Prognostic markers in node-negative breast cancer: a prospective study.Cytometry B Clin Cytom. 2004 May; 59(1):24-31.CB
Despite years of research, it is still unclear which women with node-negative (N-) breast cancer will need adjuvant chemotherapy and which women are being treated unnecessarily. Our goal was to determine which factors best predicted disease free survival (DFS) or cancer-specific overall survival (OS) and, therefore, select the correct patients for treatment. A total of 11 parameters were measured: estrogen receptor (ER), progesterone receptor (PR), age, race, ploidy status, %G0/G1 (% non-DNA synthesis), %S (% S-phase), cathepsin D status, size, stage, and histologic grade.

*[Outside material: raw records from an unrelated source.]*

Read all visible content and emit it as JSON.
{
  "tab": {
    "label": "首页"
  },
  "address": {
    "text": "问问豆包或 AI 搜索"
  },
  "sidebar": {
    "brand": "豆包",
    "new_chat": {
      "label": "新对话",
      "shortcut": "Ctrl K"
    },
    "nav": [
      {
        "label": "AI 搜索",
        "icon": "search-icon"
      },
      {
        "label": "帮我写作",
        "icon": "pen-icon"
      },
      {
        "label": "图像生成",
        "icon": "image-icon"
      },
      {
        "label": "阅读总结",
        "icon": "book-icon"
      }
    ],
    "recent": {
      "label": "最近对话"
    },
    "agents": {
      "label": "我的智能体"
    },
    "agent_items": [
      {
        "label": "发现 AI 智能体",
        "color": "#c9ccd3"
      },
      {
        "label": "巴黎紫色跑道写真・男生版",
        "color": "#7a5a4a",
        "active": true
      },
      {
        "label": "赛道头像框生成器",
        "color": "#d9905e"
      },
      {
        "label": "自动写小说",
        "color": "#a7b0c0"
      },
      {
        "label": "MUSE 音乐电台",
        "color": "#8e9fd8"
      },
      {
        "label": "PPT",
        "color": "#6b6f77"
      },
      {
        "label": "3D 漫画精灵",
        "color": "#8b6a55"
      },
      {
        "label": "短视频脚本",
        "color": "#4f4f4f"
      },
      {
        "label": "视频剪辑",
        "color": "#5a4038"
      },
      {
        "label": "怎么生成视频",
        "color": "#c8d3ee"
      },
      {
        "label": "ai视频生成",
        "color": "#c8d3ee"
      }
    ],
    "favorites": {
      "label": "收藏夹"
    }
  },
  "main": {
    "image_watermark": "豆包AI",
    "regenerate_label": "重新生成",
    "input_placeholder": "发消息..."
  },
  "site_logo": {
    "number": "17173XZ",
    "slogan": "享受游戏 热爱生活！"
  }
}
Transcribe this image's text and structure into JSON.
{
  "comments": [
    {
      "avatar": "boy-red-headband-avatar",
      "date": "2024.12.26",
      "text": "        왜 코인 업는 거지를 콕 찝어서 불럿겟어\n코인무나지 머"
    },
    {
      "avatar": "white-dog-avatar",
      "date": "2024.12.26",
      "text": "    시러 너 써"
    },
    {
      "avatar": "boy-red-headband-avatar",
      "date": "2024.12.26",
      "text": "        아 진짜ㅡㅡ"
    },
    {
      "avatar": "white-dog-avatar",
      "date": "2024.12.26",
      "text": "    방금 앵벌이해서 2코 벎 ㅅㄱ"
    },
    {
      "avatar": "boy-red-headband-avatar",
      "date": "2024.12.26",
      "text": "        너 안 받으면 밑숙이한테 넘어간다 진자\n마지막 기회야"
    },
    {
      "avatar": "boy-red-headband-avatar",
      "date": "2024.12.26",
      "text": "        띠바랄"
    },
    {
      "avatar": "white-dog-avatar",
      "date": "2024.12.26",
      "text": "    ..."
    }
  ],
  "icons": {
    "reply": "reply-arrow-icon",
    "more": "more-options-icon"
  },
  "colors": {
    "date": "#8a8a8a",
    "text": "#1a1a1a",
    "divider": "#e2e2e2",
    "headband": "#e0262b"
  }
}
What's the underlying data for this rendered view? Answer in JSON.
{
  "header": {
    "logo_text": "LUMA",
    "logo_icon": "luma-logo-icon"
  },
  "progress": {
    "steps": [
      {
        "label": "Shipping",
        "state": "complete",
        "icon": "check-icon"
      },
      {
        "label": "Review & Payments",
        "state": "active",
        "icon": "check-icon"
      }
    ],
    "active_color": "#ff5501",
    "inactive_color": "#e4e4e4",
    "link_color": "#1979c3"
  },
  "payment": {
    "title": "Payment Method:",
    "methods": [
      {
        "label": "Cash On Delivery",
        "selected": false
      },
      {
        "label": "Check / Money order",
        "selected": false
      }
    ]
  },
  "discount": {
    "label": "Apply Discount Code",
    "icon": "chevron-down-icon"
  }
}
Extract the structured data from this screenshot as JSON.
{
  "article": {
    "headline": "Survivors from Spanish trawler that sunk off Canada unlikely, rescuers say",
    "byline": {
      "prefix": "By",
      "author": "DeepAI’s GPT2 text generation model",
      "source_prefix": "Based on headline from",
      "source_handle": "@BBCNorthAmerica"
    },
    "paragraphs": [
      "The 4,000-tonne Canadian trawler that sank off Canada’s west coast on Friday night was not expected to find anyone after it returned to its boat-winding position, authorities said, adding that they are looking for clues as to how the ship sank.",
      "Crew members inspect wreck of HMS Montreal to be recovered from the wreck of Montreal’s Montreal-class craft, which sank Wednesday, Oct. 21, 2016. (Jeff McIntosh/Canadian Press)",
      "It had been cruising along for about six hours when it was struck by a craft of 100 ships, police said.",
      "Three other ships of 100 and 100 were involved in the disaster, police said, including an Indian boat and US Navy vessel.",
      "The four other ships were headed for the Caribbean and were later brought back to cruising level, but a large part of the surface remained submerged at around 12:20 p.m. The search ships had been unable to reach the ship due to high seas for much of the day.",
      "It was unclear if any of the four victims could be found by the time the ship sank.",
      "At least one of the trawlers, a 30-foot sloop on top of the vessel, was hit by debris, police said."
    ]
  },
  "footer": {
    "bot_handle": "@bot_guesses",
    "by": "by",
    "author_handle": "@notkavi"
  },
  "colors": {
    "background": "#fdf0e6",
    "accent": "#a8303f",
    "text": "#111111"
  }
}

In this prospective study, we followed 556 N- patients diagnosed between 1991 and 1996. The tumors were 56% ER+, 51% PR+, 30% diploid, with a mean %S of 8.9%. The level of cathepsin D ranged from 0.50 to 155 pmol/mg of protein with a mean of 42.9 pmol/mg of protein. There were 87 recurrences (16%) and 72 cancer deaths (13%), with a median follow-up of 7.8 years. Ploidy status (p = 0.01), S-phase activity (p = 0.003), G1 phase activity (p = 0.02) and age (p = 0.01) were able to significantly predict DFS in a univariate manner. All of the measurable factors were significant or borderline significant in predicting OS in a univariate manner except for age, race, and ER status. In multivariate analysis with S-phase included, it was the only remaining factor in DFS and OS; with S-phase excluded, age and ploidy status remained as factors for DFS in stepwise regression, while PR, size, and cathepsin D were the remaining factors that predicted cancer-specific OS. The effect of adjuvant treatment on prognosis was also analyzed.
Both biochemical and clinical parameters have the potential to predict prognosis for N- breast cancer. In this large prospective clinical trial, with a median follow-up of 7.8 years, no individual marker adequately predicted the prognosis for an individual patient. %S activity was the best independent marker, but only 77% of the tumors provided this value. Subset analysis provided improved prognostication, but there were limits to its utility. These data represents a definitive study starting in 1991 and ending in 2002.